(TASK BRIEF) Please tell how many of the lines below contain "JSON", using only a number.

(LISTED RECORDS)
□ □ □

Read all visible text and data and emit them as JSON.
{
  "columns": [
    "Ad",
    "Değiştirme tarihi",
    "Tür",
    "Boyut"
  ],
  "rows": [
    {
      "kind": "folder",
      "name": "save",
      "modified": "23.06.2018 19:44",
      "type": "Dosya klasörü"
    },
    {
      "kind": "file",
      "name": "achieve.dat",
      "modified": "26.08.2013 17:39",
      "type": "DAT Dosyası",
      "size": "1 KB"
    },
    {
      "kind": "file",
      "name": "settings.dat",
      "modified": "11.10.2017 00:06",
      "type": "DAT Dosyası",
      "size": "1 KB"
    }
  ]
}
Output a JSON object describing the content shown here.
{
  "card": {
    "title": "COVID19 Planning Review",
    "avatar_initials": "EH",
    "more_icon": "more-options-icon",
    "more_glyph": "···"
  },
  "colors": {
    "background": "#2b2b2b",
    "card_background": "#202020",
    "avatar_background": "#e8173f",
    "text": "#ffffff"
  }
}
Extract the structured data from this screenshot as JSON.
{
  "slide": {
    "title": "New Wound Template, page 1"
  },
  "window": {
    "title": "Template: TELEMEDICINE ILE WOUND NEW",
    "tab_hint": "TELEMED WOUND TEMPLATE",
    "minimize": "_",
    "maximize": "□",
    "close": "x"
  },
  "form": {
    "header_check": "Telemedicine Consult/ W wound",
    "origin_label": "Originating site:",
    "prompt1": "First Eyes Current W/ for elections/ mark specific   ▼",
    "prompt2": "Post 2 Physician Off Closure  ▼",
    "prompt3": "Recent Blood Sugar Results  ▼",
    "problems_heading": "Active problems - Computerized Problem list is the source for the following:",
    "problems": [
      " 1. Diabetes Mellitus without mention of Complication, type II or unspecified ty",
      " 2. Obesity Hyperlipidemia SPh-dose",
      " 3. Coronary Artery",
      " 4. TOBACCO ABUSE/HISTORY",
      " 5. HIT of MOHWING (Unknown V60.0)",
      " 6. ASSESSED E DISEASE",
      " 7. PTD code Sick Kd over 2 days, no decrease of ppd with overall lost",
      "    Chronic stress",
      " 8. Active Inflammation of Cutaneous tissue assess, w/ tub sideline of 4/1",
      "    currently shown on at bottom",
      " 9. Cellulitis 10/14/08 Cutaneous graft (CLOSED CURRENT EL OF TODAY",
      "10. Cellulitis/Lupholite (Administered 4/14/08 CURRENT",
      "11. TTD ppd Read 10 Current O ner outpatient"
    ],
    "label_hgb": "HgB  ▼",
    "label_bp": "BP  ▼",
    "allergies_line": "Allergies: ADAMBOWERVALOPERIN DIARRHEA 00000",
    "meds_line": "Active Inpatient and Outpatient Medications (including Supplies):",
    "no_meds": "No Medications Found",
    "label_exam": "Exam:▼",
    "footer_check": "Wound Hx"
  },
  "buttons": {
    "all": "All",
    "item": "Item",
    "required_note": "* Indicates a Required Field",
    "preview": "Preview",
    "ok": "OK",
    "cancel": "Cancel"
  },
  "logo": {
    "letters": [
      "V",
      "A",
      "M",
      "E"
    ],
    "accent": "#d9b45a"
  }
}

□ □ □

(EXPECTED ANSWER) 3